USC has reached a $215 million class-action settlement with hundreds of students who had filed a lawsuit alleging they had been sexually abused by a former campus gynecologist.
The settlement announced Oct. 19 came as a result of a federal complaint filed by current and former students who were one-time patients of Dr. George Tyndall, who had worked for decades at USC’s student health center.
Former female patients alleged that Tyndall had subjected them to inappropriate touching, penetration, comments, photography and sexual harassment.
“Our Board of Trustees supports this settlement, which was reached in collaboration with plaintiffs’ council, and which will provide relief to those who have been impacted by this difficult experience,” said Wanda Austin, interim president of USC, in a letter to the campus. “By doing so, we hope that we can help our community move collectively toward reconciliation.
“I regret that any student ever felt uncomfortable, unsafe, or mistreated in any way as a result of the actions of a university employee.”
The settlement provides $2,500 to any patient who had received women’s health services from Tyndall. Patients willing to provide further details about their experience could be eligible for compensation up to $250,000.
The alleged abuse by the former campus gynecologist, in addition to allegations of inappropriate conduct y former medical school Dean Carmen Puliafito had caused USC President Max Mikias to step down Aug. 7. Austin was picked to lead the university pending a nationwide search.
She said that “sweeping changes” have been made to prevent further misconduct.
An attorney representing hundreds of women who had visited Tyndall said the settlement stands as testament to their strength and willingness to come forward.

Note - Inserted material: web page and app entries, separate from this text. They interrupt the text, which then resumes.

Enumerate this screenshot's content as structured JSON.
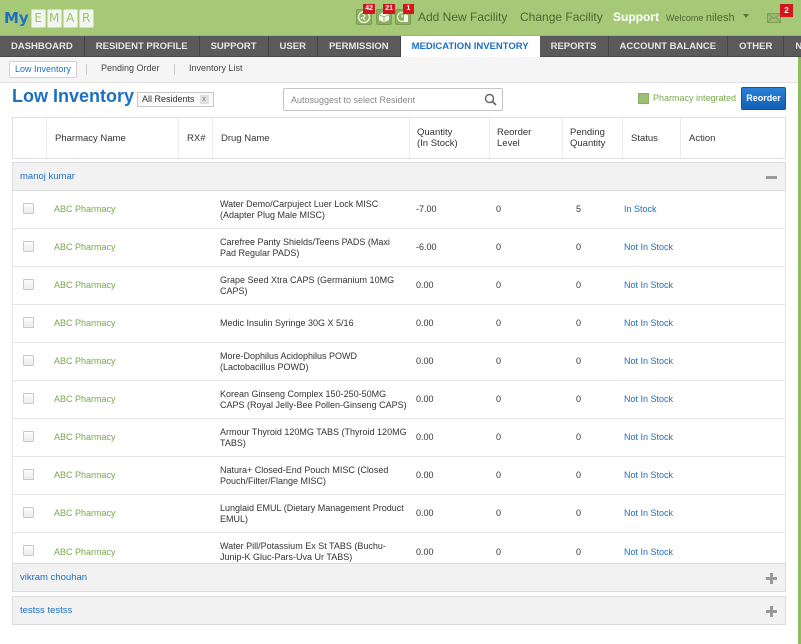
{
  "header": {
    "logo_prefix": "My",
    "logo_letters": [
      "E",
      "M",
      "A",
      "R"
    ],
    "notifications": [
      {
        "icon": "runner-icon",
        "count": "42"
      },
      {
        "icon": "box-icon",
        "count": "21"
      },
      {
        "icon": "alert-document-icon",
        "count": "1"
      }
    ],
    "add_facility": "Add New Facility",
    "change_facility": "Change Facility",
    "support": "Support",
    "welcome_prefix": "Welcome",
    "username": "nilesh",
    "mail_count": "2"
  },
  "main_nav": {
    "tabs": [
      {
        "label": "DASHBOARD",
        "active": false
      },
      {
        "label": "RESIDENT PROFILE",
        "active": false
      },
      {
        "label": "SUPPORT",
        "active": false
      },
      {
        "label": "USER",
        "active": false
      },
      {
        "label": "PERMISSION",
        "active": false
      },
      {
        "label": "MEDICATION INVENTORY",
        "active": true
      },
      {
        "label": "REPORTS",
        "active": false
      },
      {
        "label": "ACCOUNT BALANCE",
        "active": false
      },
      {
        "label": "OTHER",
        "active": false
      },
      {
        "label": "Notes",
        "active": false
      }
    ]
  },
  "sub_nav": {
    "tabs": [
      {
        "label": "Low Inventory",
        "active": true
      },
      {
        "label": "Pending Order",
        "active": false
      },
      {
        "label": "Inventory List",
        "active": false
      }
    ]
  },
  "page": {
    "title": "Low Inventory",
    "filter_chip": "All Residents",
    "filter_chip_remove": "x",
    "search_placeholder": "Autosuggest to select Resident",
    "search_value": "",
    "legend_label": "Pharmacy integrated",
    "legend_color": "#9cbf73",
    "reorder_label": "Reorder"
  },
  "colors": {
    "topbar": "#a6c978",
    "accent_blue": "#1c6fc4",
    "pharmacy_green": "#7aa84d",
    "nav_dark": "#5a5a5a",
    "badge_red": "#d4151b"
  },
  "table": {
    "columns": [
      "",
      "Pharmacy Name",
      "RX#",
      "Drug Name",
      "Quantity (In Stock)",
      "Reorder Level",
      "Pending Quantity",
      "Status",
      "Action"
    ],
    "column_lines": {
      "qty": [
        "Quantity",
        "(In Stock)"
      ],
      "reorder": [
        "Reorder",
        "Level"
      ],
      "pending": [
        "Pending",
        "Quantity"
      ]
    },
    "groups": [
      {
        "name": "manoj kumar",
        "expanded": true,
        "toggle": "collapse",
        "rows": [
          {
            "pharmacy": "ABC Pharmacy",
            "rx": "",
            "drug": "Water Demo/Carpuject Luer Lock MISC (Adapter Plug Male MISC)",
            "qty": "-7.00",
            "reorder": "0",
            "pending": "5",
            "status": "In Stock",
            "action": ""
          },
          {
            "pharmacy": "ABC Pharmacy",
            "rx": "",
            "drug": "Carefree Panty Shields/Teens PADS (Maxi Pad Regular PADS)",
            "qty": "-6.00",
            "reorder": "0",
            "pending": "0",
            "status": "Not In Stock",
            "action": ""
          },
          {
            "pharmacy": "ABC Pharmacy",
            "rx": "",
            "drug": "Grape Seed Xtra CAPS (Germanium 10MG CAPS)",
            "qty": "0.00",
            "reorder": "0",
            "pending": "0",
            "status": "Not In Stock",
            "action": ""
          },
          {
            "pharmacy": "ABC Pharmacy",
            "rx": "",
            "drug": "Medic Insulin Syringe 30G X 5/16",
            "qty": "0.00",
            "reorder": "0",
            "pending": "0",
            "status": "Not In Stock",
            "action": ""
          },
          {
            "pharmacy": "ABC Pharmacy",
            "rx": "",
            "drug": "More-Dophilus Acidophilus POWD (Lactobacillus POWD)",
            "qty": "0.00",
            "reorder": "0",
            "pending": "0",
            "status": "Not In Stock",
            "action": ""
          },
          {
            "pharmacy": "ABC Pharmacy",
            "rx": "",
            "drug": "Korean Ginseng Complex 150-250-50MG CAPS (Royal Jelly-Bee Pollen-Ginseng CAPS)",
            "qty": "0.00",
            "reorder": "0",
            "pending": "0",
            "status": "Not In Stock",
            "action": ""
          },
          {
            "pharmacy": "ABC Pharmacy",
            "rx": "",
            "drug": "Armour Thyroid 120MG TABS (Thyroid 120MG TABS)",
            "qty": "0.00",
            "reorder": "0",
            "pending": "0",
            "status": "Not In Stock",
            "action": ""
          },
          {
            "pharmacy": "ABC Pharmacy",
            "rx": "",
            "drug": "Natura+ Closed-End Pouch MISC (Closed Pouch/Filter/Flange MISC)",
            "qty": "0.00",
            "reorder": "0",
            "pending": "0",
            "status": "Not In Stock",
            "action": ""
          },
          {
            "pharmacy": "ABC Pharmacy",
            "rx": "",
            "drug": "Lunglaid EMUL (Dietary Management Product EMUL)",
            "qty": "0.00",
            "reorder": "0",
            "pending": "0",
            "status": "Not In Stock",
            "action": ""
          },
          {
            "pharmacy": "ABC Pharmacy",
            "rx": "",
            "drug": "Water Pill/Potassium Ex St TABS (Buchu-Junip-K Gluc-Pars-Uva Ur TABS)",
            "qty": "0.00",
            "reorder": "0",
            "pending": "0",
            "status": "Not In Stock",
            "action": ""
          }
        ]
      },
      {
        "name": "vikram chouhan",
        "expanded": false,
        "toggle": "expand",
        "rows": []
      },
      {
        "name": "testss testss",
        "expanded": false,
        "toggle": "expand",
        "rows": []
      }
    ]
  }
}
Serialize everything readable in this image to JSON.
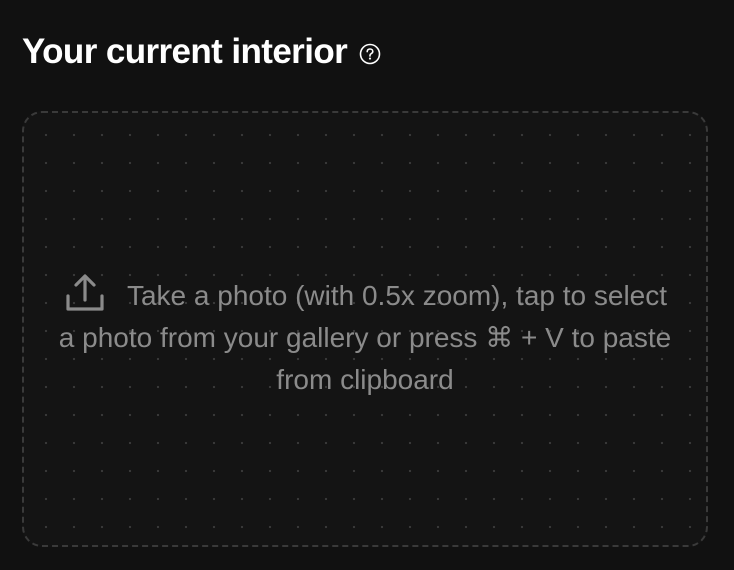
{
  "header": {
    "title": "Your current interior",
    "help_icon": "question-circle-icon"
  },
  "dropzone": {
    "upload_icon": "upload-icon",
    "prompt": "Take a photo (with 0.5x zoom), tap to select a photo from your gallery or press ⌘ + V to paste from clipboard"
  },
  "colors": {
    "background": "#111111",
    "title": "#ffffff",
    "prompt_text": "#8b8b8b",
    "dropzone_border": "#3a3a3a"
  }
}
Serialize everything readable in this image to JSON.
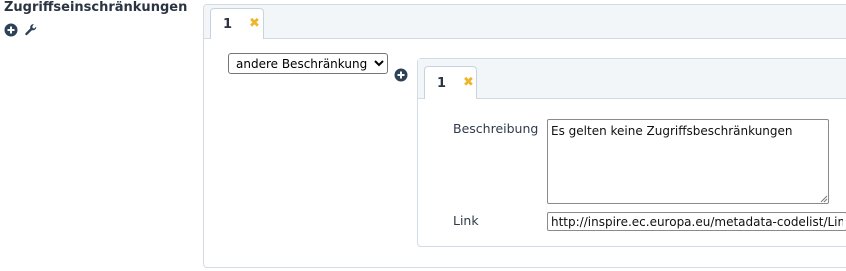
{
  "section": {
    "title": "Zugriffseinschränkungen",
    "icons": [
      "plus-circle-icon",
      "wrench-icon"
    ]
  },
  "outer_tabs": [
    {
      "label": "1",
      "close_icon": "close-x-icon"
    }
  ],
  "restriction_select": {
    "selected": "andere Beschränkungen"
  },
  "inner_tabs": [
    {
      "label": "1",
      "close_icon": "close-x-icon"
    }
  ],
  "fields": {
    "beschreibung_label": "Beschreibung",
    "beschreibung_value": "Es gelten keine Zugriffsbeschränkungen",
    "link_label": "Link",
    "link_value": "http://inspire.ec.europa.eu/metadata-codelist/LimitationsOnPublicAccess/noLimitations"
  },
  "colors": {
    "accent_icon": "#2e4257",
    "close_icon": "#f0b429",
    "tab_border": "#c7d4df"
  }
}
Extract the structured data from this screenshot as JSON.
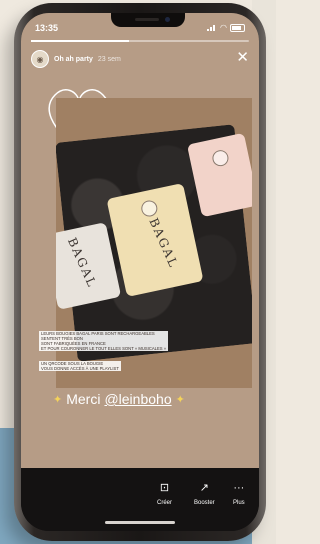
{
  "status": {
    "time": "13:35"
  },
  "story": {
    "account_name": "Oh ah party",
    "time_ago": "23 sem",
    "tagged_account": "leinboho",
    "progress_fraction": 0.45
  },
  "caption_lines": [
    "LEURS BOUGIES BAGAL PARIS SONT RECHARGEABLES",
    "SENTENT TRÈS BON",
    "SONT FABRIQUÉES EN FRANCE",
    "ET POUR COURONNER LE TOUT ELLES SONT « MUSICALES »",
    "UN QRCODE SOUS LA BOUGIE",
    "VOUS DONNE ACCÈS À UNE PLAYLIST"
  ],
  "candle_brand": "BAGAL",
  "thanks": {
    "text": "Merci",
    "mention": "@leinboho"
  },
  "actions": [
    {
      "icon": "create-icon",
      "label": "Créer",
      "glyph": "⊡"
    },
    {
      "icon": "boost-icon",
      "label": "Booster",
      "glyph": "↗"
    },
    {
      "icon": "more-icon",
      "label": "Plus",
      "glyph": "···"
    }
  ],
  "colors": {
    "accent_sparkle": "#f5d35a",
    "bar": "#141212"
  }
}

“We are pleased that this proposed settlement will bring meaningful recovery to this class of women,” without intensive litigation and discovery directed at the victims, and provides a relatively simple process to have their cases evaluated,” said Steve Berman, managing partner of Hagens Berman Sobol Shapiro, the consumer-rights law firm that represented the women, in a statement.
Health business reporter Dana Bartholomew can be reached at firstname.lastname@example.org. Follow him on Twitter @_DanaBart.